In my view, hostility runs rampant against the Bill of Rights and even against devoted criminal defense lawyers by too many police, prosecutors and judges, as unreasonable impediments to moving the courthouse wheels quickly and to stopping and putting away the so-called “bad guys”. Among that group of hostile police, prosecutors and judges will be those who are willing to put on at least superficially friendly airs with criminal defense lawyers at least until they learn to separate out and be hostile towards the lawyers who will not make their jobs easy and who will not let go of protecting their clients’ rights.

I speak from experience where again and again various police, prosecutors and judges when they first meet me are kind, seeing me as possibly being a member of the legal establishment wanting to keep the “order” that they want to keep, but then when they see that I am not going to cut corners in defending my clients and am not going to make a trial unreasonably short, get hostile about “wasting time”, standing up for “scum”, and seeking as much relevant mileage from the Bill of Rights and favorable Bill of Rights appellate court opinions as I can.

This is not merely about personalities between me on the one hand and police, prosecutors and judges on the other. I remember a very genial criminal defense lawyer recounting his experience with a Virginia prosecutor where the criminal defense lawyer merely politely said: “I would like a trial, please,” and the prosecutor sarcastically replied: “I am quaking in my boots.” This type of prosecutorial arrogance, and police arrogance, is found too often.

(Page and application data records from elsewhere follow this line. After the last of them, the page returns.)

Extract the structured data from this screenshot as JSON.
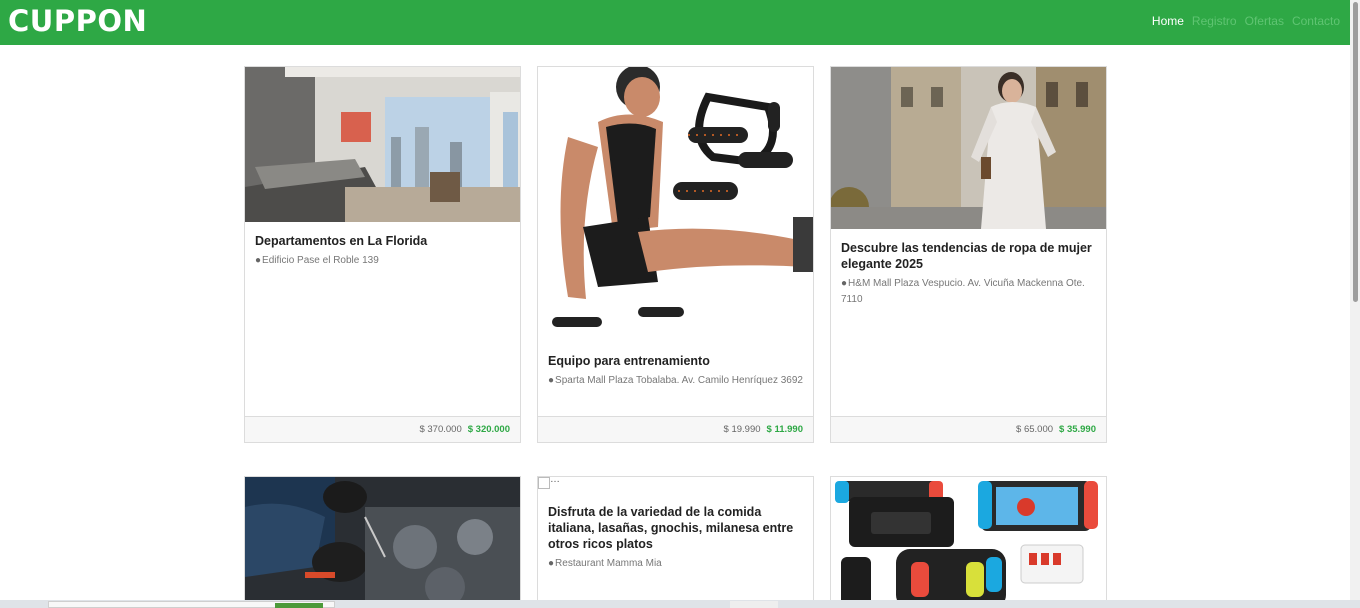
{
  "header": {
    "brand": "CUPPON",
    "nav": [
      {
        "label": "Home",
        "active": true
      },
      {
        "label": "Registro",
        "active": false
      },
      {
        "label": "Ofertas",
        "active": false
      },
      {
        "label": "Contacto",
        "active": false
      }
    ]
  },
  "colors": {
    "accent": "#2ea845",
    "price_new": "#2ea845"
  },
  "cards": [
    {
      "title": "Departamentos en La Florida",
      "icon": "map-marker-icon",
      "address": "Edificio Pase el Roble 139",
      "old_price": "$ 370.000",
      "new_price": "$ 320.000"
    },
    {
      "title": "Equipo para entrenamiento",
      "icon": "map-marker-icon",
      "address": "Sparta Mall Plaza Tobalaba. Av. Camilo Henríquez 3692",
      "old_price": "$ 19.990",
      "new_price": "$ 11.990"
    },
    {
      "title": "Descubre las tendencias de ropa de mujer elegante 2025",
      "icon": "map-marker-icon",
      "address": "H&M Mall Plaza Vespucio. Av. Vicuña Mackenna Ote. 7110",
      "old_price": "$ 65.000",
      "new_price": "$ 35.990"
    },
    {
      "title": "",
      "address": "",
      "old_price": "",
      "new_price": ""
    },
    {
      "title": "Disfruta de la variedad de la comida italiana, lasañas, gnochis, milanesa entre otros ricos platos",
      "icon": "map-marker-icon",
      "address": "Restaurant Mamma Mia",
      "old_price": "",
      "new_price": ""
    },
    {
      "title": "",
      "address": "",
      "old_price": "",
      "new_price": ""
    }
  ]
}
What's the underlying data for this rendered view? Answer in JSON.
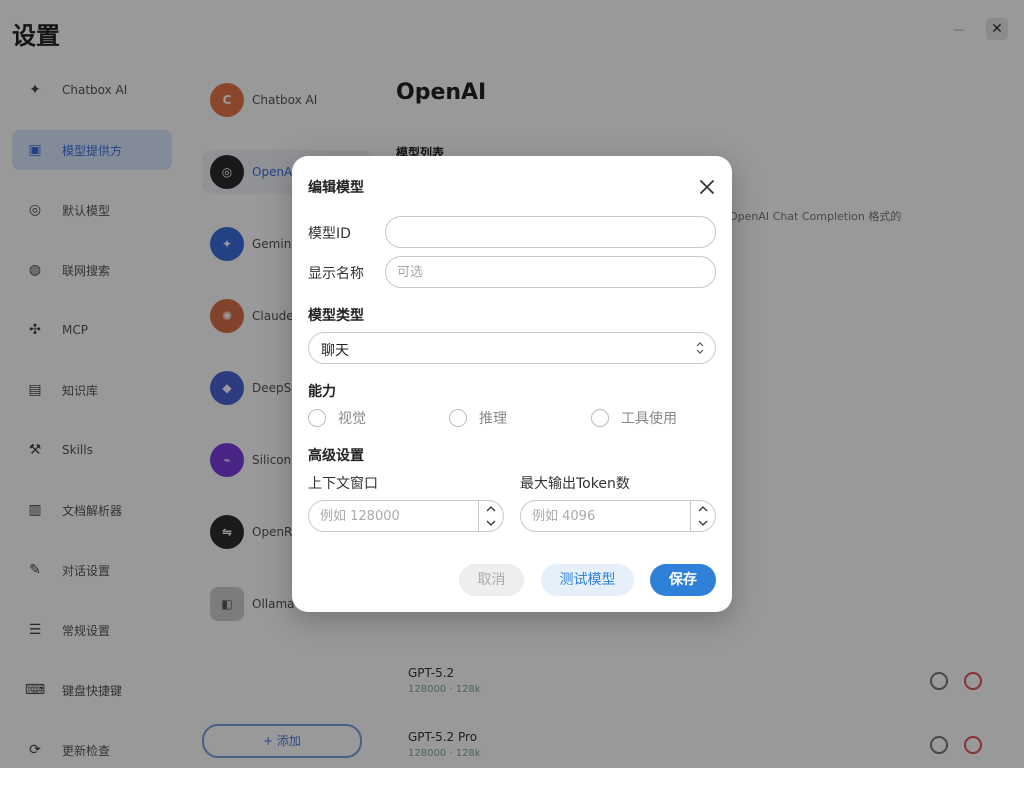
{
  "background": {
    "page_title": "设置",
    "window_min": "—",
    "window_close": "✕",
    "nav": [
      {
        "label": "Chatbox AI",
        "icon": "chatbox-icon"
      },
      {
        "label": "模型提供方",
        "icon": "model-provider-icon",
        "active": true
      },
      {
        "label": "默认模型",
        "icon": "default-model-icon"
      },
      {
        "label": "联网搜索",
        "icon": "web-search-icon"
      },
      {
        "label": "MCP",
        "icon": "mcp-icon"
      },
      {
        "label": "知识库",
        "icon": "knowledge-base-icon"
      },
      {
        "label": "Skills",
        "icon": "skills-icon"
      },
      {
        "label": "文档解析器",
        "icon": "document-parser-icon"
      },
      {
        "label": "对话设置",
        "icon": "chat-settings-icon"
      },
      {
        "label": "常规设置",
        "icon": "general-settings-icon"
      },
      {
        "label": "键盘快捷键",
        "icon": "keyboard-icon"
      },
      {
        "label": "更新检查",
        "icon": "update-icon"
      }
    ],
    "providers": [
      {
        "label": "Chatbox AI",
        "color": "#e8774a"
      },
      {
        "label": "OpenAI",
        "color": "#2a2a2a",
        "active": true
      },
      {
        "label": "Gemini",
        "color": "#3b6fe0"
      },
      {
        "label": "Claude",
        "color": "#d9704a"
      },
      {
        "label": "DeepSeek",
        "color": "#4b63d8"
      },
      {
        "label": "SiliconFlow",
        "color": "#7a3fe0"
      },
      {
        "label": "OpenRouter",
        "color": "#2e2e2e"
      },
      {
        "label": "Ollama",
        "color": "#cfcfcf"
      }
    ],
    "add_label": "+ 添加",
    "detail_title": "OpenAI",
    "detail_sub": "模型列表",
    "detail_desc": "，支持OpenAI Chat Completion 格式的",
    "models": [
      {
        "name": "GPT-5.2",
        "tags": "128000 · 128k"
      },
      {
        "name": "GPT-5.2 Pro",
        "tags": "128000 · 128k"
      }
    ]
  },
  "modal": {
    "title": "编辑模型",
    "model_id_label": "模型ID",
    "model_id_value": "",
    "display_name_label": "显示名称",
    "display_name_placeholder": "可选",
    "model_type_label": "模型类型",
    "model_type_value": "聊天",
    "capabilities_label": "能力",
    "capabilities": [
      "视觉",
      "推理",
      "工具使用"
    ],
    "advanced_label": "高级设置",
    "context_window_label": "上下文窗口",
    "context_window_placeholder": "例如 128000",
    "max_output_label": "最大输出Token数",
    "max_output_placeholder": "例如 4096",
    "cancel_label": "取消",
    "test_label": "测试模型",
    "save_label": "保存"
  }
}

I have no more reason to be unnecessarily buddy-buddy with any police, prosecutors and judges than with soldiers in an opposing army. Sure, it is okay to have beers with your opposing team after a basketball game, but the difference with criminal defense is that the defendant’s liberty is on the line, when liberty has nothing to do with even the most high-stakes sports game. I am happy to be friendly with likable and upstanding police, prosecutors and judges, but police and prosecutors are out to get my clients, and my first commitment is too my clients, and I will not compromise on that commitment.

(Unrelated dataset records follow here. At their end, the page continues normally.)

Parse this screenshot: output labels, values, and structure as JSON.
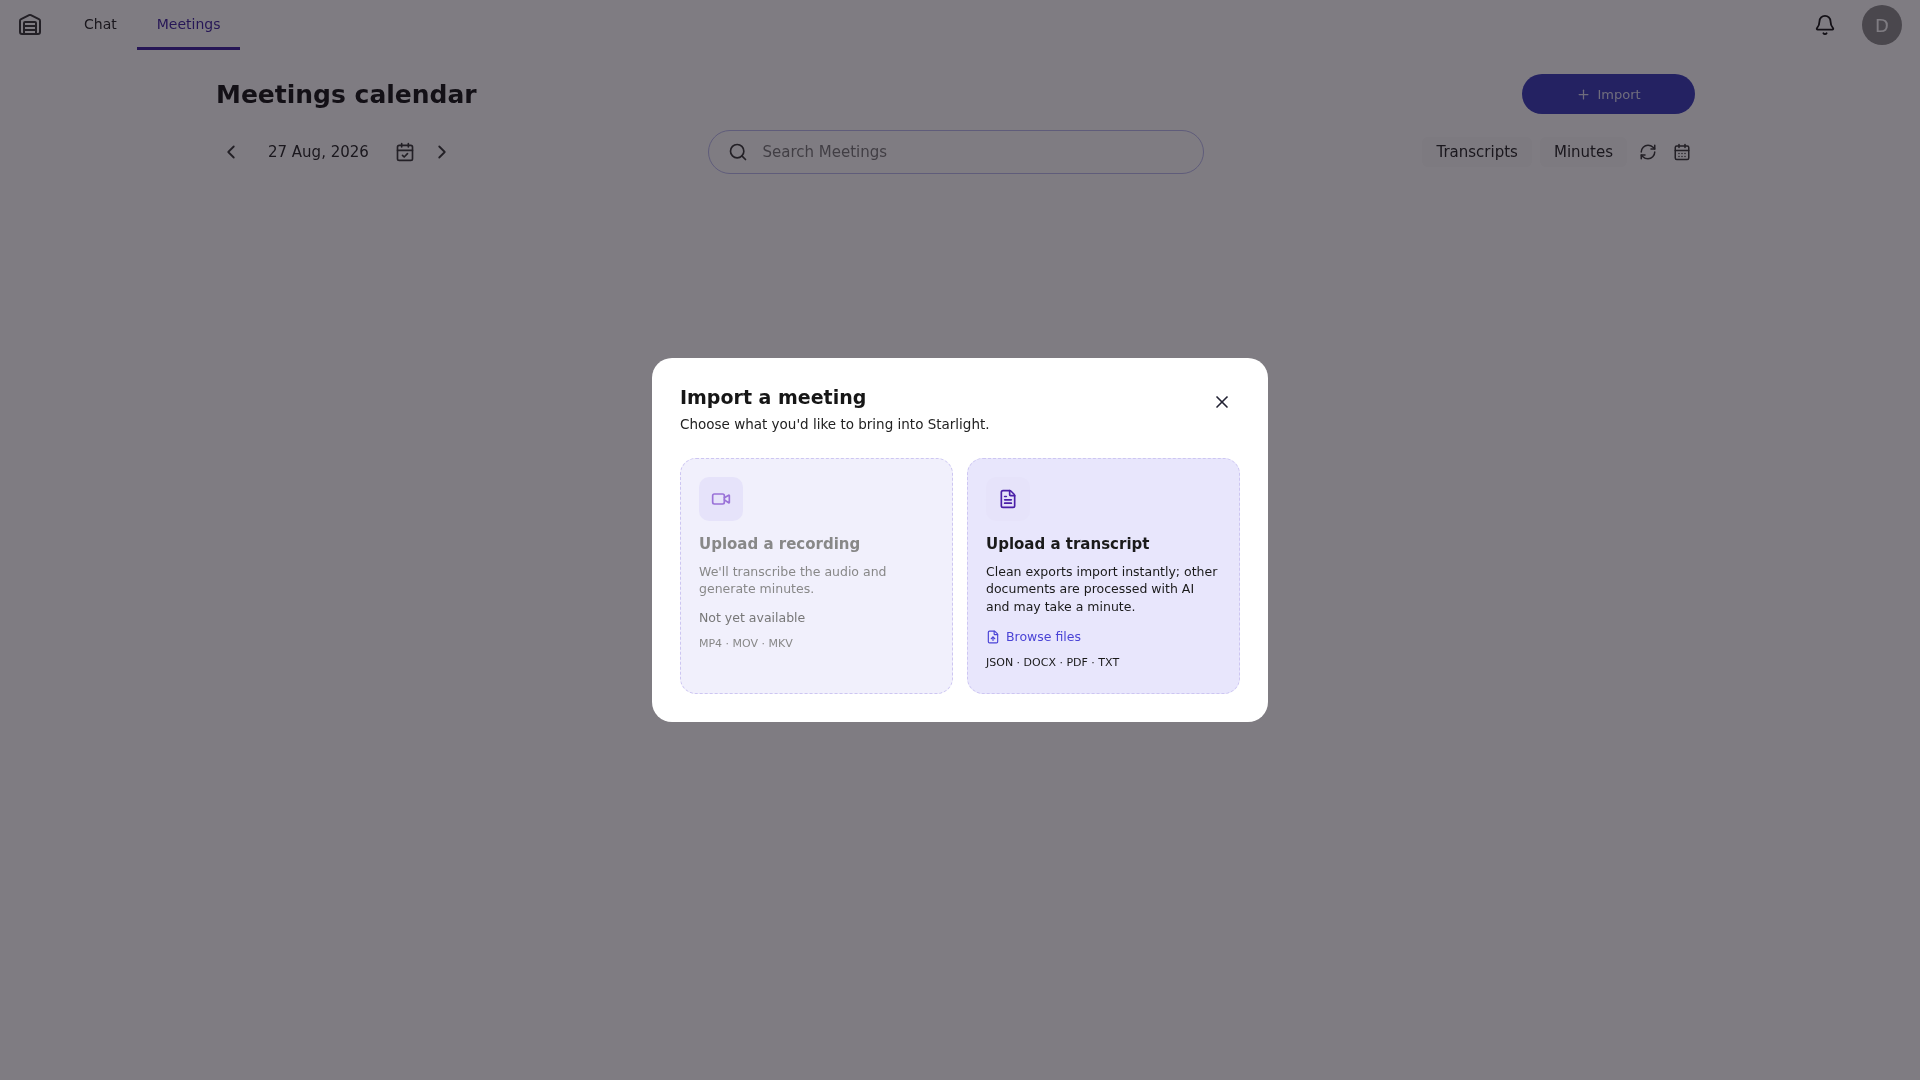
{
  "nav": {
    "tabs": [
      {
        "label": "Chat",
        "selected": false
      },
      {
        "label": "Meetings",
        "selected": true
      }
    ],
    "avatar": "D"
  },
  "page": {
    "title": "Meetings calendar",
    "import_button": "Import",
    "date": "27 Aug, 2026",
    "search": {
      "placeholder": "Search Meetings"
    },
    "views": [
      "Transcripts",
      "Minutes"
    ]
  },
  "dialog": {
    "title": "Import a meeting",
    "subtitle": "Choose what you'd like to bring into Starlight.",
    "options": [
      {
        "kind": "recording",
        "disabled": true,
        "title": "Upload a recording",
        "description": "We'll transcribe the audio and generate minutes.",
        "note": "Not yet available",
        "formats": "MP4 · MOV · MKV"
      },
      {
        "kind": "transcript",
        "disabled": false,
        "title": "Upload a transcript",
        "description": "Clean exports import instantly; other documents are processed with AI and may take a minute.",
        "link": "Browse files",
        "formats": "JSON · DOCX · PDF · TXT"
      }
    ]
  }
}
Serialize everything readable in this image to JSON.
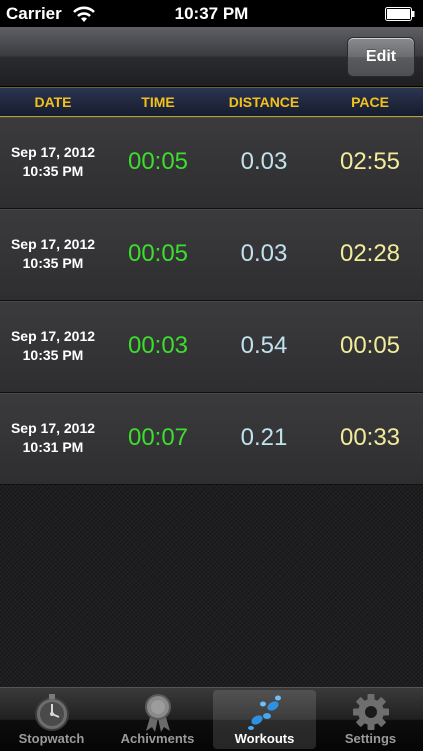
{
  "status_bar": {
    "carrier": "Carrier",
    "time": "10:37 PM"
  },
  "nav_bar": {
    "edit_label": "Edit"
  },
  "columns": {
    "date": "DATE",
    "time": "TIME",
    "distance": "DISTANCE",
    "pace": "PACE"
  },
  "workouts": [
    {
      "date": "Sep 17, 2012",
      "clock": "10:35 PM",
      "time": "00:05",
      "distance": "0.03",
      "pace": "02:55"
    },
    {
      "date": "Sep 17, 2012",
      "clock": "10:35 PM",
      "time": "00:05",
      "distance": "0.03",
      "pace": "02:28"
    },
    {
      "date": "Sep 17, 2012",
      "clock": "10:35 PM",
      "time": "00:03",
      "distance": "0.54",
      "pace": "00:05"
    },
    {
      "date": "Sep 17, 2012",
      "clock": "10:31 PM",
      "time": "00:07",
      "distance": "0.21",
      "pace": "00:33"
    }
  ],
  "tabs": [
    {
      "label": "Stopwatch",
      "icon": "stopwatch-icon"
    },
    {
      "label": "Achivments",
      "icon": "ribbon-icon"
    },
    {
      "label": "Workouts",
      "icon": "footprints-icon",
      "selected": true
    },
    {
      "label": "Settings",
      "icon": "gear-icon"
    }
  ],
  "colors": {
    "header_text": "#f3c11b",
    "time_value": "#3cde2d",
    "distance_value": "#bfe2ee",
    "pace_value": "#f2ec9a"
  }
}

Convictions for jailable matters not only threaten one’s liberty, but also one’s reputation and even sometimes one’s job and immigration prospects. That means that my criminal defense work is indeed combat of the highest order, whether the case be a misdemeanor or felony, and whether or not much or any jail time is likely to result from a conviction.

Criminal defendants insisting on hiring a former prosecutor should ask themselves why they seek such a lawyer. Although the former prosecutor has experience thinking like the now-opponent prosecutor, is the lawyer still a prosecutor at heart, can that lawyer welcome and adjust well with switching to a criminal defense mindset from having the cards stacked in his or her favor so often as a prosecutor to having so many uphill battles as a criminal defense lawyer, and does the lawyer really expect that his or her former prosecutor colleagues are going to yield an inch or their job security and bar license in the interests of old times sake?

Criminal defendants worried about an aggressive defense’s pissing off the prosecutor, judge and police should stop for a second and ask what their realistic alternatives are to an aggressive defense. I write more here about doing things that might piss off opponents and judges.

Those seeking convictions will love nothing better than a complacent criminal defense lawyer and criminal defendant. Complacency has no proper role in criminal defense. The battle lines are drawn at the moment the criminal defendant is charged with a crime, and from there the battle plans must be made and executed.